◆ **What you are asked to do**: What follows is a set of records. Repeat them word for word.

◆ **Records shown**:
■ ■ ■ ■
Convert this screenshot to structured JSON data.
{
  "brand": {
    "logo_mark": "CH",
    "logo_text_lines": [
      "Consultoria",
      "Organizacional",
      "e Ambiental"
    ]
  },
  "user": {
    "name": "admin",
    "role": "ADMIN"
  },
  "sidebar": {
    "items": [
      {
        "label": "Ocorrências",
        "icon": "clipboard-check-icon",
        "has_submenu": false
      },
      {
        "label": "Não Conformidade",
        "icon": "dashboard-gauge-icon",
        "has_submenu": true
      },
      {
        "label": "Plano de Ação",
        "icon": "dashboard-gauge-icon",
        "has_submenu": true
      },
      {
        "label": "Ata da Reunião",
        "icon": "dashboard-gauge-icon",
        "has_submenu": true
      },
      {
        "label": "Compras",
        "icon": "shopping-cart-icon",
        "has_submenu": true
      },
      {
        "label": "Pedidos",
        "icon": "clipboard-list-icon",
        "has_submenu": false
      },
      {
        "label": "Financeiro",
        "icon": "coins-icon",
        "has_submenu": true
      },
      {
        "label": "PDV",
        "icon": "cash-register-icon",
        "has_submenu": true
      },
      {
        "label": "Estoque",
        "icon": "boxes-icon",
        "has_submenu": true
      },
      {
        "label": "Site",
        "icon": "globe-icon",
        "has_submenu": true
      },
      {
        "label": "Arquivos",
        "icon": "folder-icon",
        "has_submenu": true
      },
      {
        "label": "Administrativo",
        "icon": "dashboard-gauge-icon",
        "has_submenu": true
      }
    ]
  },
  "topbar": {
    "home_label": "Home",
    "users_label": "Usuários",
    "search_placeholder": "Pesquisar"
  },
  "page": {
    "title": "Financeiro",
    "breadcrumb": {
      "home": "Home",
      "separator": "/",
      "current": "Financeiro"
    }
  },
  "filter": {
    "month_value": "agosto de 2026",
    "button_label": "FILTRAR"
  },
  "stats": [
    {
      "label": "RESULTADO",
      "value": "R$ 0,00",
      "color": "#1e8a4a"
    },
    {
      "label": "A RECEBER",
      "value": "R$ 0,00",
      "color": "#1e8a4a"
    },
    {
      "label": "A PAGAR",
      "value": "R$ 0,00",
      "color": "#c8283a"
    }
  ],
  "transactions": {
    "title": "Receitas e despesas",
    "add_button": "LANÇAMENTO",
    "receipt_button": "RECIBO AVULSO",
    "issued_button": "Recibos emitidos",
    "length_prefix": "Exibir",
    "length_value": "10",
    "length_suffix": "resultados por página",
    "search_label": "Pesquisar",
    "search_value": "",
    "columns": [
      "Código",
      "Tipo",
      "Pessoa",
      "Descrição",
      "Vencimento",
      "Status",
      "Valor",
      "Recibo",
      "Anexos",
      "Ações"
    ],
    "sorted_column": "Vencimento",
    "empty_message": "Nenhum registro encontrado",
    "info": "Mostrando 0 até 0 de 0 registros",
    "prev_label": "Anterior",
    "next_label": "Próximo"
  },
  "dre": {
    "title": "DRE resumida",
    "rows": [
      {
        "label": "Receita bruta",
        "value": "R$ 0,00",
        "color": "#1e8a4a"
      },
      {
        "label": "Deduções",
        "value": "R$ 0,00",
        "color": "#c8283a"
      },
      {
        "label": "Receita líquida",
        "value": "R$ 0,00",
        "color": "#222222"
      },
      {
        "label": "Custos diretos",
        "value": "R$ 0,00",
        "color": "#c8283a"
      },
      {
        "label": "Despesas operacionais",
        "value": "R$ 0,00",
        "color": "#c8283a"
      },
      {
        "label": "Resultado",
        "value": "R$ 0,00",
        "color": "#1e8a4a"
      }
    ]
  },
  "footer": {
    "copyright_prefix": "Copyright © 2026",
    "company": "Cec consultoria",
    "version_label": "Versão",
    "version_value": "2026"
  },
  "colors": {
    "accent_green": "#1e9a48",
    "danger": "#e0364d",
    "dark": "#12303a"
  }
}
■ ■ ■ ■
◆ **Answer space**:
Convert this screenshot to structured JSON data.
{
  "brand": {
    "logo_mark": "CH",
    "logo_text_lines": [
      "Consultoria",
      "Organizacional",
      "e Ambiental"
    ]
  },
  "user": {
    "name": "admin",
    "role": "ADMIN"
  },
  "sidebar": {
    "items": [
      {
        "label": "Ocorrências",
        "icon": "clipboard-check-icon",
        "has_submenu": false
      },
      {
        "label": "Não Conformidade",
        "icon": "dashboard-gauge-icon",
        "has_submenu": true
      },
      {
        "label": "Plano de Ação",
        "icon": "dashboard-gauge-icon",
        "has_submenu": true
      },
      {
        "label": "Ata da Reunião",
        "icon": "dashboard-gauge-icon",
        "has_submenu": true
      },
      {
        "label": "Compras",
        "icon": "shopping-cart-icon",
        "has_submenu": true
      },
      {
        "label": "Pedidos",
        "icon": "clipboard-list-icon",
        "has_submenu": false
      },
      {
        "label": "Financeiro",
        "icon": "coins-icon",
        "has_submenu": true
      },
      {
        "label": "PDV",
        "icon": "cash-register-icon",
        "has_submenu": true
      },
      {
        "label": "Estoque",
        "icon": "boxes-icon",
        "has_submenu": true
      },
      {
        "label": "Site",
        "icon": "globe-icon",
        "has_submenu": true
      },
      {
        "label": "Arquivos",
        "icon": "folder-icon",
        "has_submenu": true
      },
      {
        "label": "Administrativo",
        "icon": "dashboard-gauge-icon",
        "has_submenu": true
      }
    ]
  },
  "topbar": {
    "home_label": "Home",
    "users_label": "Usuários",
    "search_placeholder": "Pesquisar"
  },
  "page": {
    "title": "Financeiro",
    "breadcrumb": {
      "home": "Home",
      "separator": "/",
      "current": "Financeiro"
    }
  },
  "filter": {
    "month_value": "agosto de 2026",
    "button_label": "FILTRAR"
  },
  "stats": [
    {
      "label": "RESULTADO",
      "value": "R$ 0,00",
      "color": "#1e8a4a"
    },
    {
      "label": "A RECEBER",
      "value": "R$ 0,00",
      "color": "#1e8a4a"
    },
    {
      "label": "A PAGAR",
      "value": "R$ 0,00",
      "color": "#c8283a"
    }
  ],
  "transactions": {
    "title": "Receitas e despesas",
    "add_button": "LANÇAMENTO",
    "receipt_button": "RECIBO AVULSO",
    "issued_button": "Recibos emitidos",
    "length_prefix": "Exibir",
    "length_value": "10",
    "length_suffix": "resultados por página",
    "search_label": "Pesquisar",
    "search_value": "",
    "columns": [
      "Código",
      "Tipo",
      "Pessoa",
      "Descrição",
      "Vencimento",
      "Status",
      "Valor",
      "Recibo",
      "Anexos",
      "Ações"
    ],
    "sorted_column": "Vencimento",
    "empty_message": "Nenhum registro encontrado",
    "info": "Mostrando 0 até 0 de 0 registros",
    "prev_label": "Anterior",
    "next_label": "Próximo"
  },
  "dre": {
    "title": "DRE resumida",
    "rows": [
      {
        "label": "Receita bruta",
        "value": "R$ 0,00",
        "color": "#1e8a4a"
      },
      {
        "label": "Deduções",
        "value": "R$ 0,00",
        "color": "#c8283a"
      },
      {
        "label": "Receita líquida",
        "value": "R$ 0,00",
        "color": "#222222"
      },
      {
        "label": "Custos diretos",
        "value": "R$ 0,00",
        "color": "#c8283a"
      },
      {
        "label": "Despesas operacionais",
        "value": "R$ 0,00",
        "color": "#c8283a"
      },
      {
        "label": "Resultado",
        "value": "R$ 0,00",
        "color": "#1e8a4a"
      }
    ]
  },
  "footer": {
    "copyright_prefix": "Copyright © 2026",
    "company": "Cec consultoria",
    "version_label": "Versão",
    "version_value": "2026"
  },
  "colors": {
    "accent_green": "#1e9a48",
    "danger": "#e0364d",
    "dark": "#12303a"
  }
}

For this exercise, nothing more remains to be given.